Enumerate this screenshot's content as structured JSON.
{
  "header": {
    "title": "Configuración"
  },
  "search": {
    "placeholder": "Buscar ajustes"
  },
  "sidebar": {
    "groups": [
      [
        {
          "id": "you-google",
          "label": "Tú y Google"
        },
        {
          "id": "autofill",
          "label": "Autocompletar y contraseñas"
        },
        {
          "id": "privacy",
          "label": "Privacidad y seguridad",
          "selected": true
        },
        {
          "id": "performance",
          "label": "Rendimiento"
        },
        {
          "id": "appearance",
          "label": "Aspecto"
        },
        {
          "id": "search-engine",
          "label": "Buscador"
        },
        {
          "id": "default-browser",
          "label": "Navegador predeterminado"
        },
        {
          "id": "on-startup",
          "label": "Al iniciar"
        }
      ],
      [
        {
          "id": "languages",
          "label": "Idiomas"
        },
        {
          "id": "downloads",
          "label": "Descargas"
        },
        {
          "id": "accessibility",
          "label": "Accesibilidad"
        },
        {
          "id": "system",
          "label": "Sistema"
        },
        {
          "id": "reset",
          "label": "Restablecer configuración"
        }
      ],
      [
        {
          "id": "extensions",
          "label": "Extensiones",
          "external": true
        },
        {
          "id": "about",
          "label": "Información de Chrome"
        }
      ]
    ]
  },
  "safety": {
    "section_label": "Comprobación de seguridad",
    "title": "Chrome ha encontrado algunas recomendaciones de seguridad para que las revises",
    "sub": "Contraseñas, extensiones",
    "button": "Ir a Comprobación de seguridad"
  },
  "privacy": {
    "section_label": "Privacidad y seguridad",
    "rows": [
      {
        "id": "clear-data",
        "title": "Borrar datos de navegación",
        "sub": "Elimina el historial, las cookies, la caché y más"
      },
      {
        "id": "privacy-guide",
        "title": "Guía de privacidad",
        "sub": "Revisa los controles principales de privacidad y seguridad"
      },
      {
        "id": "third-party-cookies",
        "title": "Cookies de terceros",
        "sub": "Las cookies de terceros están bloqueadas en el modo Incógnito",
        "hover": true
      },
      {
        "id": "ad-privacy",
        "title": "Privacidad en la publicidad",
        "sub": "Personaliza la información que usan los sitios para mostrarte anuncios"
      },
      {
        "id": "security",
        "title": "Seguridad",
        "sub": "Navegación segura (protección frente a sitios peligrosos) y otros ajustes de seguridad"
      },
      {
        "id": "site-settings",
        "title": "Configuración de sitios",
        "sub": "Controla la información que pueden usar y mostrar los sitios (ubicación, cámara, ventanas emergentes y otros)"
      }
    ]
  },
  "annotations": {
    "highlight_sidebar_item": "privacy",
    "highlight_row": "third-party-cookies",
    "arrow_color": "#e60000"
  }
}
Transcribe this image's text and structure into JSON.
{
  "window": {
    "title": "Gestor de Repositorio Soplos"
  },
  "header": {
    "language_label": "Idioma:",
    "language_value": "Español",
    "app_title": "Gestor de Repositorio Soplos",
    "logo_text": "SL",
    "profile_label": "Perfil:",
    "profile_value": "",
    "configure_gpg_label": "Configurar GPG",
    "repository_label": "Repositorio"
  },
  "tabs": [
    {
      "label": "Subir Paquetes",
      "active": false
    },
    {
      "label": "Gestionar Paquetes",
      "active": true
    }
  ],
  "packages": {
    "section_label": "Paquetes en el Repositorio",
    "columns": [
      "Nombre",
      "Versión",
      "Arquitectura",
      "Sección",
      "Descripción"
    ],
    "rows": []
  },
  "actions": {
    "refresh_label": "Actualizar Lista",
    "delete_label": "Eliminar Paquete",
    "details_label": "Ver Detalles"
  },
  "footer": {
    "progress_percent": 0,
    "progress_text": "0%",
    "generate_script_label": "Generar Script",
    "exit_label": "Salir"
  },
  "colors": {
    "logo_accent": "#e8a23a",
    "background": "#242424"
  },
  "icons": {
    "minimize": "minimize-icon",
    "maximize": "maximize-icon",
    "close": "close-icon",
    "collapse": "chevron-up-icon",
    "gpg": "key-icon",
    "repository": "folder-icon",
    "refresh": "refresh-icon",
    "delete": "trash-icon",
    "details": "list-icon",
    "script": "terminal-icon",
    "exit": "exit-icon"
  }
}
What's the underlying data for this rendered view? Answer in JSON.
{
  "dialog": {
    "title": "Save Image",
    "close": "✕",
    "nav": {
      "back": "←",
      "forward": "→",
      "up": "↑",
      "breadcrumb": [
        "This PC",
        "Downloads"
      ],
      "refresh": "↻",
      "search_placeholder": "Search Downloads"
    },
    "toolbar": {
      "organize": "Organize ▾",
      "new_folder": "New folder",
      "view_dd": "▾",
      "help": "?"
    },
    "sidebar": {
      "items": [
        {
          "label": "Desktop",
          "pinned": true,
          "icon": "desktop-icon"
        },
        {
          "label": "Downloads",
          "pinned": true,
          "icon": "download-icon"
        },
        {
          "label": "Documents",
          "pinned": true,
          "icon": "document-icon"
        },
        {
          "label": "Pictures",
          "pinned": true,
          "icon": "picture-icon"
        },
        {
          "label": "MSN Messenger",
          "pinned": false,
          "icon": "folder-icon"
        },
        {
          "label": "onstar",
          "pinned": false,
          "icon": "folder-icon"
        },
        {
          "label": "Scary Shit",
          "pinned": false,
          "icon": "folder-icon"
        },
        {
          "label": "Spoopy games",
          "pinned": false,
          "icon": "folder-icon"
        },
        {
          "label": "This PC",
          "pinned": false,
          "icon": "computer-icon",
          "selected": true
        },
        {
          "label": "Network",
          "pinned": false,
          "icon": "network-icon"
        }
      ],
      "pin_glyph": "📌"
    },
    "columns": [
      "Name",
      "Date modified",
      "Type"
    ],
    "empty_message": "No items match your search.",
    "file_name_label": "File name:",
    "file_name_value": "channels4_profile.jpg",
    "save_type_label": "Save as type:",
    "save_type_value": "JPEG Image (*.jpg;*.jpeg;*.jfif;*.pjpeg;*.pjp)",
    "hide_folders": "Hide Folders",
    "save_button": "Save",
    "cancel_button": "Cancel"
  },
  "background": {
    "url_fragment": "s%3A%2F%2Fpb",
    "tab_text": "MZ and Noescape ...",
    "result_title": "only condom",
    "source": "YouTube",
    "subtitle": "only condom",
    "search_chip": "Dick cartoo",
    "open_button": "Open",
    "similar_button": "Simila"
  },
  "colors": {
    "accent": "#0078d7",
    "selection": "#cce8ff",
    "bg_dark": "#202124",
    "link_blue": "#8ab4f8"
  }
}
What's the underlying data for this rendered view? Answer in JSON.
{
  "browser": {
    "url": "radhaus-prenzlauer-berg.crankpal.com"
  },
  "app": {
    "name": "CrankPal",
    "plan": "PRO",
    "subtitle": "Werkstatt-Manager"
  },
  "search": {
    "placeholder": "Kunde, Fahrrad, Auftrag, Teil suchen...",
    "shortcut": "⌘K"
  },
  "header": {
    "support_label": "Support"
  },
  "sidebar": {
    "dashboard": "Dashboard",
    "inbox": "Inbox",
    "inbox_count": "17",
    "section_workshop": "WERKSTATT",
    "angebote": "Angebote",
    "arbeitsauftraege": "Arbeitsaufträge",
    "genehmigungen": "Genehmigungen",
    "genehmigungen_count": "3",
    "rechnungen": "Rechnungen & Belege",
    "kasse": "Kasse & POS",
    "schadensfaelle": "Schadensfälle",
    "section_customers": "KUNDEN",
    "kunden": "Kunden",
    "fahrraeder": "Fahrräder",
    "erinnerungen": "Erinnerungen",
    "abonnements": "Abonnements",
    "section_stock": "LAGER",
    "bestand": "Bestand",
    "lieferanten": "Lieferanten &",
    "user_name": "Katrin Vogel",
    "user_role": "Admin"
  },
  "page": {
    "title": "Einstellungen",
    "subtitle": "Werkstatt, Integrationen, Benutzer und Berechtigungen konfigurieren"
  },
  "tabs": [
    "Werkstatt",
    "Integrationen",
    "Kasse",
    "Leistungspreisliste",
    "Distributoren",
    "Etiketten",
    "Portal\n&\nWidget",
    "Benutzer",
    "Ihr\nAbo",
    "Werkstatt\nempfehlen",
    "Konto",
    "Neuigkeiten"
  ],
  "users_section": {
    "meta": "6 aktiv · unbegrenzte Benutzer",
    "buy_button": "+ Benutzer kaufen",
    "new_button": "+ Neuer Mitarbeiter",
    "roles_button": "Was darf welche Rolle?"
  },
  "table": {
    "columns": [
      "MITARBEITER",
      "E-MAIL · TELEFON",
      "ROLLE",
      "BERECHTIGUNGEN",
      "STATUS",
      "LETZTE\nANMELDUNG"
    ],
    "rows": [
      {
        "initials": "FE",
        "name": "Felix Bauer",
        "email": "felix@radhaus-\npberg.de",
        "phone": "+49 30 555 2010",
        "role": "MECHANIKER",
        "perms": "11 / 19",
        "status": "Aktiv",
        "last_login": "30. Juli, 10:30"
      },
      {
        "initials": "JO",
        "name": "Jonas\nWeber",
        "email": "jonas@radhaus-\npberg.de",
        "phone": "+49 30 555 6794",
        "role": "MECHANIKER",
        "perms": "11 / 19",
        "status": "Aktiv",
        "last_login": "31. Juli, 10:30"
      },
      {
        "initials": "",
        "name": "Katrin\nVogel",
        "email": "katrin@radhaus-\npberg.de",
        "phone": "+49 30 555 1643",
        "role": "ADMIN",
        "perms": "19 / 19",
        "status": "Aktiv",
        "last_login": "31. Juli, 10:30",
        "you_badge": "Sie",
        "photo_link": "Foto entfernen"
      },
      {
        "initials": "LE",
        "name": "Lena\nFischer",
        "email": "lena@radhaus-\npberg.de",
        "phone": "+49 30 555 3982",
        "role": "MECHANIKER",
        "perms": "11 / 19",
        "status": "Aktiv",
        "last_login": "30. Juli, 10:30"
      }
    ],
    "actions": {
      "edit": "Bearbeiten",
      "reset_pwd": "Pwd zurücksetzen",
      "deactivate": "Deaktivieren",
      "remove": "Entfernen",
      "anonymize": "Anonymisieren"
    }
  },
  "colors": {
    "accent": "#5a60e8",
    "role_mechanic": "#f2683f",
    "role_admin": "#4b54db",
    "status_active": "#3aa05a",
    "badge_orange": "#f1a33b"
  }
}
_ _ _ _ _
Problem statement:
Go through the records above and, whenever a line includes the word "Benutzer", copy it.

Task response:
    "subtitle": "Werkstatt, Integrationen, Benutzer und Berechtigungen konfigurieren"
    "Benutzer",
    "meta": "6 aktiv · unbegrenzte Benutzer",
    "buy_button": "+ Benutzer kaufen",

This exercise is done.